- _Task directions_:
Everything in the listing below needs to be retyped exactly.

----- Data listing

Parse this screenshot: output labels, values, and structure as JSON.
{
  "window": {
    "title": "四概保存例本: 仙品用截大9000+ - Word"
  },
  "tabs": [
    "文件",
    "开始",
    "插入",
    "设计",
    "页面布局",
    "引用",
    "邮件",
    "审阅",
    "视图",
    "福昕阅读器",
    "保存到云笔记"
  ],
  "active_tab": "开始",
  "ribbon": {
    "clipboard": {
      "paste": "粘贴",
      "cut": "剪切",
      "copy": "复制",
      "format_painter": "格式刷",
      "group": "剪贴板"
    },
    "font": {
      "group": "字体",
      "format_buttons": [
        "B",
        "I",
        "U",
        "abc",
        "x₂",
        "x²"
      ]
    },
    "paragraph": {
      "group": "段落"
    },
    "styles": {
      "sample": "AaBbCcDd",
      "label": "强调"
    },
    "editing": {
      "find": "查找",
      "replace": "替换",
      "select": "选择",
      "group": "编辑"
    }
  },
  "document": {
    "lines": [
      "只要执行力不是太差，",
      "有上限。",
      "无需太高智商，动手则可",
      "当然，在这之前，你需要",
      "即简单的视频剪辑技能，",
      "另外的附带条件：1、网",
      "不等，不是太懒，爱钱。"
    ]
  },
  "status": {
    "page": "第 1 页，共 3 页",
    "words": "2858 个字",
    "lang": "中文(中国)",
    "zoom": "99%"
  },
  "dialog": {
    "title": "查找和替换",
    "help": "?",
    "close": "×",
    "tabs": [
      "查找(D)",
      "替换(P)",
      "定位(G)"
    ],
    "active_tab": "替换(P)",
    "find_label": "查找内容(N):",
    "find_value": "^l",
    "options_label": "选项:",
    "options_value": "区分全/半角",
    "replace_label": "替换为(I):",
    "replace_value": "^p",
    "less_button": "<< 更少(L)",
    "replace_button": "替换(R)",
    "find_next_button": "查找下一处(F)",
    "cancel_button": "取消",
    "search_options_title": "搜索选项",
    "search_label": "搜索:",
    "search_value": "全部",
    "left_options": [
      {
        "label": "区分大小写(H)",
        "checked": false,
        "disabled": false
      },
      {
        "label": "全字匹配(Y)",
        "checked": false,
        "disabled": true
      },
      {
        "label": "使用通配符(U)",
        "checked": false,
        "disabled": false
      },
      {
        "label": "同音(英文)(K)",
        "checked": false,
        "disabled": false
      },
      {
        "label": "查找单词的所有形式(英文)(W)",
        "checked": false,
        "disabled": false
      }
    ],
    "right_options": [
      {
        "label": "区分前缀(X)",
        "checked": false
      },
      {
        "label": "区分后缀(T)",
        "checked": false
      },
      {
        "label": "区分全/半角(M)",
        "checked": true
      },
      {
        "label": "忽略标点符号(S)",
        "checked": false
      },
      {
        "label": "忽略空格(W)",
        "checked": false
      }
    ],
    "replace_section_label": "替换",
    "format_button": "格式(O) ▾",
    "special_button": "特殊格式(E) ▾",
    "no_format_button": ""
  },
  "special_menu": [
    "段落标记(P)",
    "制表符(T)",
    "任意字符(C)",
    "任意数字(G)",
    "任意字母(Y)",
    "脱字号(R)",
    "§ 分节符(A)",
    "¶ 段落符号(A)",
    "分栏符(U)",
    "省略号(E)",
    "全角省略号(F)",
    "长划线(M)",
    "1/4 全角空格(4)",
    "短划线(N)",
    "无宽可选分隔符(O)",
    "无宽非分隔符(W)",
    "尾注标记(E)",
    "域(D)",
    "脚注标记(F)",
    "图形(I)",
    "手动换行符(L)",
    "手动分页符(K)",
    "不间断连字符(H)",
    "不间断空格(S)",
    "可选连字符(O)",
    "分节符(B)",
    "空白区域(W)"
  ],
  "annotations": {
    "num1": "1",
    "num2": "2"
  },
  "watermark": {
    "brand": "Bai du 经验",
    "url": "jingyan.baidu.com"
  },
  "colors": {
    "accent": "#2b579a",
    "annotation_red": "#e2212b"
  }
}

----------

- _Answer below_:
Parse this screenshot: output labels, values, and structure as JSON.
{
  "window": {
    "title": "四概保存例本: 仙品用截大9000+ - Word"
  },
  "tabs": [
    "文件",
    "开始",
    "插入",
    "设计",
    "页面布局",
    "引用",
    "邮件",
    "审阅",
    "视图",
    "福昕阅读器",
    "保存到云笔记"
  ],
  "active_tab": "开始",
  "ribbon": {
    "clipboard": {
      "paste": "粘贴",
      "cut": "剪切",
      "copy": "复制",
      "format_painter": "格式刷",
      "group": "剪贴板"
    },
    "font": {
      "group": "字体",
      "format_buttons": [
        "B",
        "I",
        "U",
        "abc",
        "x₂",
        "x²"
      ]
    },
    "paragraph": {
      "group": "段落"
    },
    "styles": {
      "sample": "AaBbCcDd",
      "label": "强调"
    },
    "editing": {
      "find": "查找",
      "replace": "替换",
      "select": "选择",
      "group": "编辑"
    }
  },
  "document": {
    "lines": [
      "只要执行力不是太差，",
      "有上限。",
      "无需太高智商，动手则可",
      "当然，在这之前，你需要",
      "即简单的视频剪辑技能，",
      "另外的附带条件：1、网",
      "不等，不是太懒，爱钱。"
    ]
  },
  "status": {
    "page": "第 1 页，共 3 页",
    "words": "2858 个字",
    "lang": "中文(中国)",
    "zoom": "99%"
  },
  "dialog": {
    "title": "查找和替换",
    "help": "?",
    "close": "×",
    "tabs": [
      "查找(D)",
      "替换(P)",
      "定位(G)"
    ],
    "active_tab": "替换(P)",
    "find_label": "查找内容(N):",
    "find_value": "^l",
    "options_label": "选项:",
    "options_value": "区分全/半角",
    "replace_label": "替换为(I):",
    "replace_value": "^p",
    "less_button": "<< 更少(L)",
    "replace_button": "替换(R)",
    "find_next_button": "查找下一处(F)",
    "cancel_button": "取消",
    "search_options_title": "搜索选项",
    "search_label": "搜索:",
    "search_value": "全部",
    "left_options": [
      {
        "label": "区分大小写(H)",
        "checked": false,
        "disabled": false
      },
      {
        "label": "全字匹配(Y)",
        "checked": false,
        "disabled": true
      },
      {
        "label": "使用通配符(U)",
        "checked": false,
        "disabled": false
      },
      {
        "label": "同音(英文)(K)",
        "checked": false,
        "disabled": false
      },
      {
        "label": "查找单词的所有形式(英文)(W)",
        "checked": false,
        "disabled": false
      }
    ],
    "right_options": [
      {
        "label": "区分前缀(X)",
        "checked": false
      },
      {
        "label": "区分后缀(T)",
        "checked": false
      },
      {
        "label": "区分全/半角(M)",
        "checked": true
      },
      {
        "label": "忽略标点符号(S)",
        "checked": false
      },
      {
        "label": "忽略空格(W)",
        "checked": false
      }
    ],
    "replace_section_label": "替换",
    "format_button": "格式(O) ▾",
    "special_button": "特殊格式(E) ▾",
    "no_format_button": ""
  },
  "special_menu": [
    "段落标记(P)",
    "制表符(T)",
    "任意字符(C)",
    "任意数字(G)",
    "任意字母(Y)",
    "脱字号(R)",
    "§ 分节符(A)",
    "¶ 段落符号(A)",
    "分栏符(U)",
    "省略号(E)",
    "全角省略号(F)",
    "长划线(M)",
    "1/4 全角空格(4)",
    "短划线(N)",
    "无宽可选分隔符(O)",
    "无宽非分隔符(W)",
    "尾注标记(E)",
    "域(D)",
    "脚注标记(F)",
    "图形(I)",
    "手动换行符(L)",
    "手动分页符(K)",
    "不间断连字符(H)",
    "不间断空格(S)",
    "可选连字符(O)",
    "分节符(B)",
    "空白区域(W)"
  ],
  "annotations": {
    "num1": "1",
    "num2": "2"
  },
  "watermark": {
    "brand": "Bai du 经验",
    "url": "jingyan.baidu.com"
  },
  "colors": {
    "accent": "#2b579a",
    "annotation_red": "#e2212b"
  }
}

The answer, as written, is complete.